MATERIAL PROVIDED section start

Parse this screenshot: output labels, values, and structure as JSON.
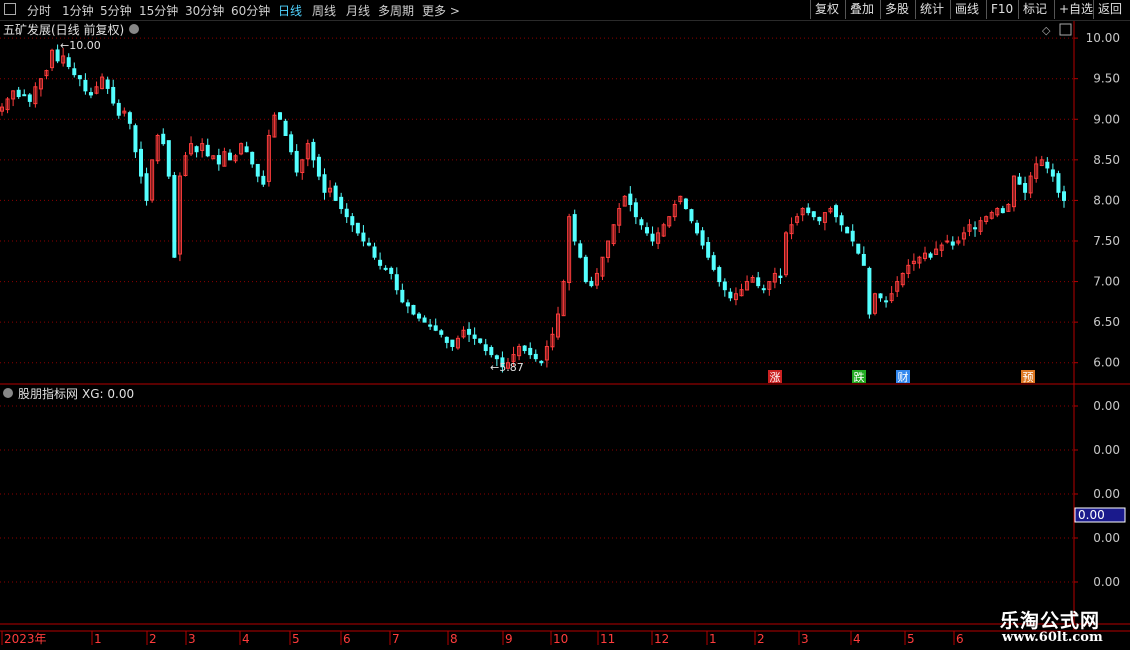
{
  "toolbar": {
    "periods": [
      "分时",
      "1分钟",
      "5分钟",
      "15分钟",
      "30分钟",
      "60分钟",
      "日线",
      "周线",
      "月线",
      "多周期",
      "更多 >"
    ],
    "active_period": "日线",
    "right_buttons": [
      "复权",
      "叠加",
      "多股",
      "统计",
      "画线",
      "F10",
      "标记",
      "+自选",
      "返回"
    ]
  },
  "main_panel": {
    "title": "五矿发展(日线 前复权)",
    "high_label": "10.00",
    "low_label": "5.87",
    "y_ticks": [
      "10.00",
      "9.50",
      "9.00",
      "8.50",
      "8.00",
      "7.50",
      "7.00",
      "6.50",
      "6.00"
    ],
    "event_markers": [
      {
        "label": "涨",
        "color": "#cc2222"
      },
      {
        "label": "跌",
        "color": "#22aa22"
      },
      {
        "label": "财",
        "color": "#3388ee"
      },
      {
        "label": "预",
        "color": "#dd7722"
      }
    ]
  },
  "indicator_panel": {
    "title": "股朋指标网",
    "value_label": "XG: 0.00",
    "y_ticks": [
      "0.00",
      "0.00",
      "0.00",
      "0.00",
      "0.00"
    ],
    "current_value": "0.00"
  },
  "time_axis": [
    "2023年",
    "1",
    "2",
    "3",
    "4",
    "5",
    "6",
    "7",
    "8",
    "9",
    "10",
    "11",
    "12",
    "1",
    "2",
    "3",
    "4",
    "5",
    "6"
  ],
  "watermark": {
    "line1": "乐淘公式网",
    "line2": "www.60lt.com"
  },
  "colors": {
    "up": "#ff3c3c",
    "down": "#54ffff",
    "grid": "#8b0000",
    "frame": "#b40000",
    "axis_text": "#c8c8c8",
    "highlight": "#1a1a8c"
  },
  "chart_data": {
    "type": "candlestick",
    "x_range": [
      "2023-01",
      "2024-06"
    ],
    "ylim": [
      5.75,
      10.1
    ],
    "closes": [
      9.15,
      9.25,
      9.35,
      9.28,
      9.3,
      9.22,
      9.4,
      9.5,
      9.6,
      9.85,
      9.72,
      9.78,
      9.65,
      9.55,
      9.5,
      9.35,
      9.3,
      9.4,
      9.52,
      9.38,
      9.2,
      9.05,
      9.1,
      8.95,
      8.6,
      8.3,
      8.0,
      8.5,
      8.8,
      8.7,
      8.3,
      7.3,
      8.3,
      8.55,
      8.7,
      8.6,
      8.7,
      8.55,
      8.55,
      8.45,
      8.6,
      8.5,
      8.55,
      8.7,
      8.6,
      8.45,
      8.3,
      8.2,
      8.8,
      9.05,
      9.0,
      8.8,
      8.6,
      8.35,
      8.5,
      8.7,
      8.5,
      8.3,
      8.1,
      8.15,
      8.0,
      7.9,
      7.8,
      7.7,
      7.6,
      7.5,
      7.45,
      7.3,
      7.2,
      7.15,
      7.1,
      6.9,
      6.75,
      6.7,
      6.6,
      6.55,
      6.5,
      6.45,
      6.4,
      6.35,
      6.25,
      6.2,
      6.3,
      6.4,
      6.35,
      6.3,
      6.25,
      6.15,
      6.1,
      6.05,
      5.95,
      6.0,
      6.1,
      6.2,
      6.15,
      6.1,
      6.05,
      6.0,
      6.2,
      6.35,
      6.6,
      7.0,
      7.8,
      7.5,
      7.3,
      7.0,
      6.95,
      7.1,
      7.3,
      7.5,
      7.7,
      7.9,
      8.05,
      7.95,
      7.8,
      7.7,
      7.6,
      7.5,
      7.6,
      7.7,
      7.8,
      7.95,
      8.05,
      7.9,
      7.75,
      7.6,
      7.45,
      7.3,
      7.15,
      7.0,
      6.9,
      6.8,
      6.85,
      6.9,
      7.0,
      7.05,
      6.95,
      6.9,
      7.0,
      7.1,
      7.05,
      7.6,
      7.7,
      7.8,
      7.9,
      7.85,
      7.8,
      7.75,
      7.85,
      7.9,
      7.8,
      7.7,
      7.6,
      7.5,
      7.35,
      7.2,
      6.6,
      6.85,
      6.8,
      6.75,
      6.85,
      7.0,
      7.1,
      7.2,
      7.25,
      7.3,
      7.35,
      7.3,
      7.4,
      7.45,
      7.5,
      7.45,
      7.5,
      7.6,
      7.7,
      7.65,
      7.75,
      7.8,
      7.85,
      7.9,
      7.85,
      7.95,
      8.3,
      8.2,
      8.1,
      8.3,
      8.45,
      8.5,
      8.4,
      8.3,
      8.1,
      8.0
    ]
  }
}
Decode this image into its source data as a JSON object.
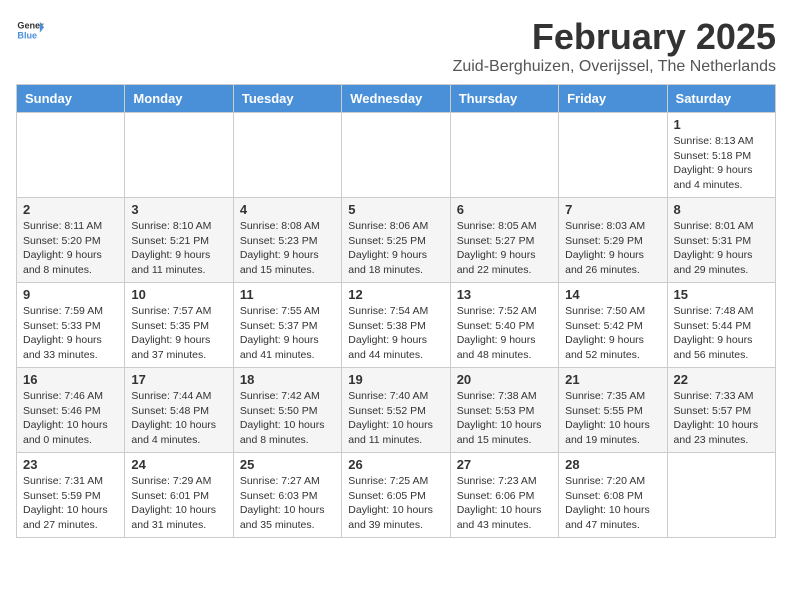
{
  "header": {
    "logo_general": "General",
    "logo_blue": "Blue",
    "month_year": "February 2025",
    "location": "Zuid-Berghuizen, Overijssel, The Netherlands"
  },
  "days_of_week": [
    "Sunday",
    "Monday",
    "Tuesday",
    "Wednesday",
    "Thursday",
    "Friday",
    "Saturday"
  ],
  "weeks": [
    {
      "row_class": "normal-row",
      "days": [
        {
          "num": "",
          "info": ""
        },
        {
          "num": "",
          "info": ""
        },
        {
          "num": "",
          "info": ""
        },
        {
          "num": "",
          "info": ""
        },
        {
          "num": "",
          "info": ""
        },
        {
          "num": "",
          "info": ""
        },
        {
          "num": "1",
          "info": "Sunrise: 8:13 AM\nSunset: 5:18 PM\nDaylight: 9 hours and 4 minutes."
        }
      ]
    },
    {
      "row_class": "alt-row",
      "days": [
        {
          "num": "2",
          "info": "Sunrise: 8:11 AM\nSunset: 5:20 PM\nDaylight: 9 hours and 8 minutes."
        },
        {
          "num": "3",
          "info": "Sunrise: 8:10 AM\nSunset: 5:21 PM\nDaylight: 9 hours and 11 minutes."
        },
        {
          "num": "4",
          "info": "Sunrise: 8:08 AM\nSunset: 5:23 PM\nDaylight: 9 hours and 15 minutes."
        },
        {
          "num": "5",
          "info": "Sunrise: 8:06 AM\nSunset: 5:25 PM\nDaylight: 9 hours and 18 minutes."
        },
        {
          "num": "6",
          "info": "Sunrise: 8:05 AM\nSunset: 5:27 PM\nDaylight: 9 hours and 22 minutes."
        },
        {
          "num": "7",
          "info": "Sunrise: 8:03 AM\nSunset: 5:29 PM\nDaylight: 9 hours and 26 minutes."
        },
        {
          "num": "8",
          "info": "Sunrise: 8:01 AM\nSunset: 5:31 PM\nDaylight: 9 hours and 29 minutes."
        }
      ]
    },
    {
      "row_class": "normal-row",
      "days": [
        {
          "num": "9",
          "info": "Sunrise: 7:59 AM\nSunset: 5:33 PM\nDaylight: 9 hours and 33 minutes."
        },
        {
          "num": "10",
          "info": "Sunrise: 7:57 AM\nSunset: 5:35 PM\nDaylight: 9 hours and 37 minutes."
        },
        {
          "num": "11",
          "info": "Sunrise: 7:55 AM\nSunset: 5:37 PM\nDaylight: 9 hours and 41 minutes."
        },
        {
          "num": "12",
          "info": "Sunrise: 7:54 AM\nSunset: 5:38 PM\nDaylight: 9 hours and 44 minutes."
        },
        {
          "num": "13",
          "info": "Sunrise: 7:52 AM\nSunset: 5:40 PM\nDaylight: 9 hours and 48 minutes."
        },
        {
          "num": "14",
          "info": "Sunrise: 7:50 AM\nSunset: 5:42 PM\nDaylight: 9 hours and 52 minutes."
        },
        {
          "num": "15",
          "info": "Sunrise: 7:48 AM\nSunset: 5:44 PM\nDaylight: 9 hours and 56 minutes."
        }
      ]
    },
    {
      "row_class": "alt-row",
      "days": [
        {
          "num": "16",
          "info": "Sunrise: 7:46 AM\nSunset: 5:46 PM\nDaylight: 10 hours and 0 minutes."
        },
        {
          "num": "17",
          "info": "Sunrise: 7:44 AM\nSunset: 5:48 PM\nDaylight: 10 hours and 4 minutes."
        },
        {
          "num": "18",
          "info": "Sunrise: 7:42 AM\nSunset: 5:50 PM\nDaylight: 10 hours and 8 minutes."
        },
        {
          "num": "19",
          "info": "Sunrise: 7:40 AM\nSunset: 5:52 PM\nDaylight: 10 hours and 11 minutes."
        },
        {
          "num": "20",
          "info": "Sunrise: 7:38 AM\nSunset: 5:53 PM\nDaylight: 10 hours and 15 minutes."
        },
        {
          "num": "21",
          "info": "Sunrise: 7:35 AM\nSunset: 5:55 PM\nDaylight: 10 hours and 19 minutes."
        },
        {
          "num": "22",
          "info": "Sunrise: 7:33 AM\nSunset: 5:57 PM\nDaylight: 10 hours and 23 minutes."
        }
      ]
    },
    {
      "row_class": "normal-row",
      "days": [
        {
          "num": "23",
          "info": "Sunrise: 7:31 AM\nSunset: 5:59 PM\nDaylight: 10 hours and 27 minutes."
        },
        {
          "num": "24",
          "info": "Sunrise: 7:29 AM\nSunset: 6:01 PM\nDaylight: 10 hours and 31 minutes."
        },
        {
          "num": "25",
          "info": "Sunrise: 7:27 AM\nSunset: 6:03 PM\nDaylight: 10 hours and 35 minutes."
        },
        {
          "num": "26",
          "info": "Sunrise: 7:25 AM\nSunset: 6:05 PM\nDaylight: 10 hours and 39 minutes."
        },
        {
          "num": "27",
          "info": "Sunrise: 7:23 AM\nSunset: 6:06 PM\nDaylight: 10 hours and 43 minutes."
        },
        {
          "num": "28",
          "info": "Sunrise: 7:20 AM\nSunset: 6:08 PM\nDaylight: 10 hours and 47 minutes."
        },
        {
          "num": "",
          "info": ""
        }
      ]
    }
  ]
}
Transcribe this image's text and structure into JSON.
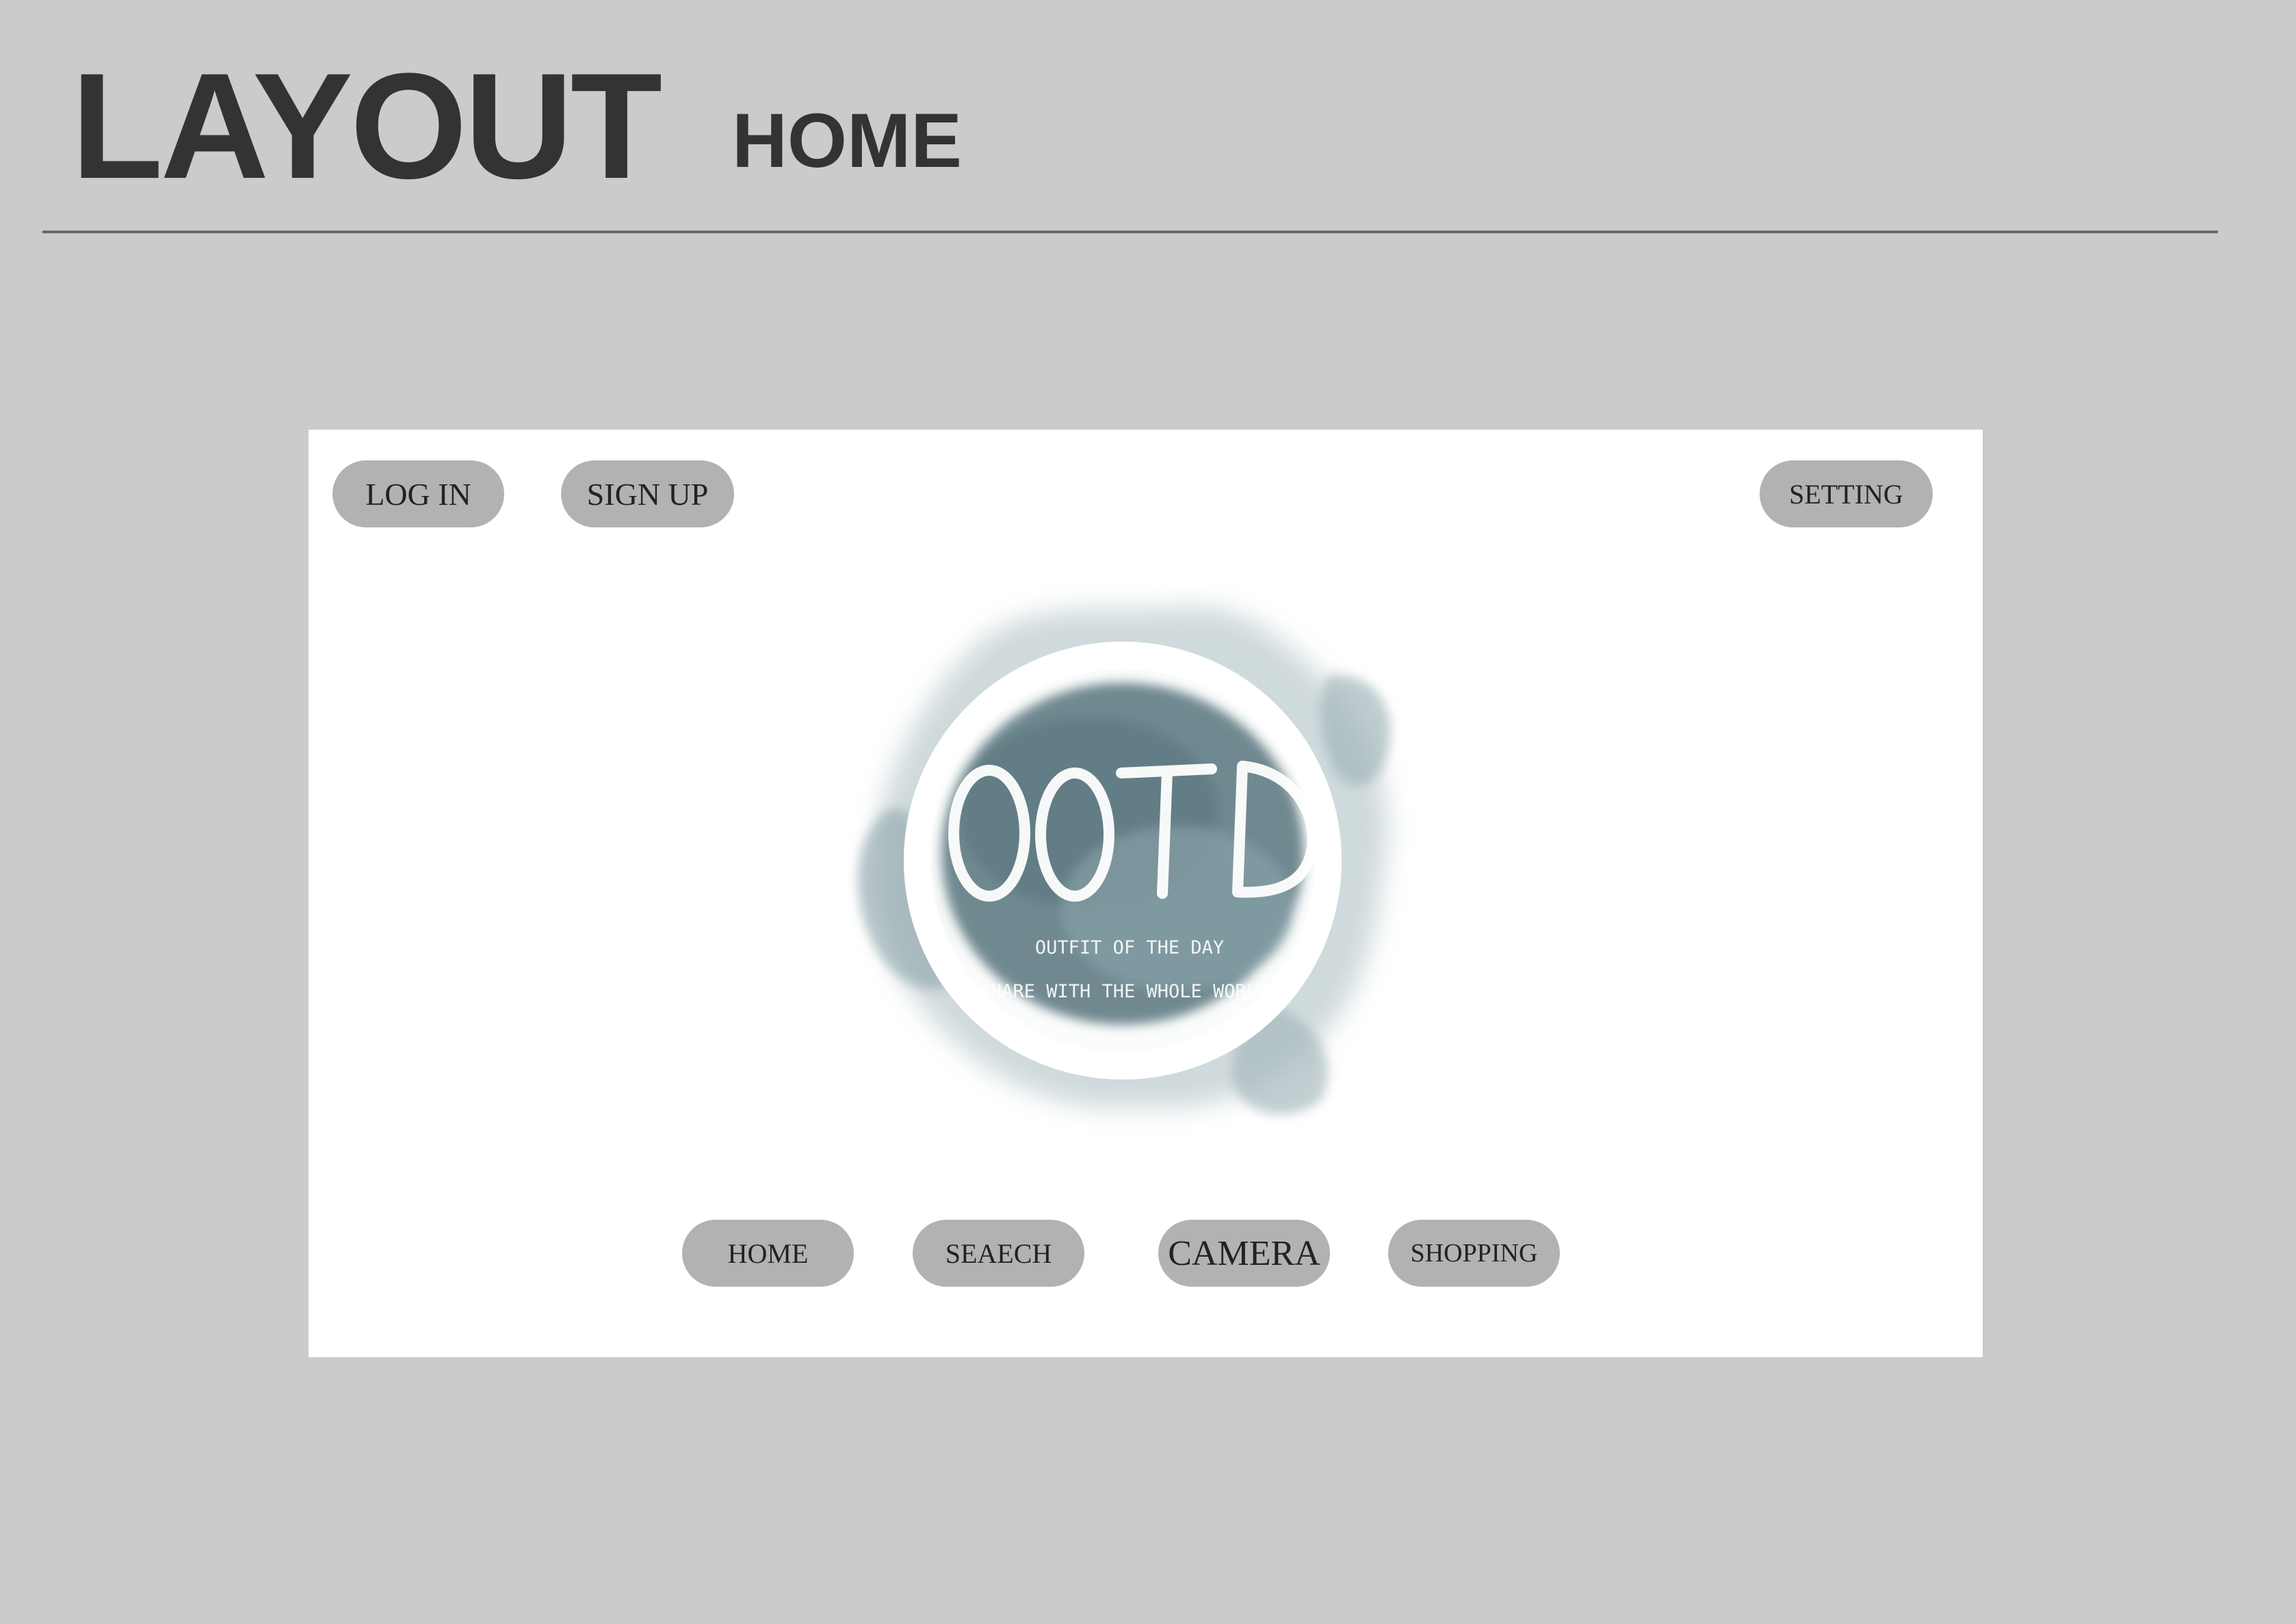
{
  "header": {
    "title": "LAYOUT",
    "subtitle": "HOME"
  },
  "top_bar": {
    "login_label": "LOG IN",
    "signup_label": "SIGN UP",
    "setting_label": "SETTING"
  },
  "logo": {
    "wordmark": "OOTD",
    "tagline_1": "OUTFIT OF THE DAY",
    "tagline_2": "SHARE WITH THE WHOLE WORLD"
  },
  "bottom_nav": {
    "items": [
      {
        "label": "HOME",
        "icon": "none"
      },
      {
        "label": "SEAECH",
        "icon": "none"
      },
      {
        "label": "CAMERA",
        "icon": "none"
      },
      {
        "label": "SHOPPING",
        "icon": "none"
      }
    ]
  },
  "colors": {
    "page_background": "#cbcbcb",
    "screen_background": "#ffffff",
    "button_fill": "#b2b2b2",
    "heading_text": "#333333",
    "logo_ink": "#7f969c"
  }
}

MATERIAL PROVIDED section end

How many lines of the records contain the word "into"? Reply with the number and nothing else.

ANSWER: 2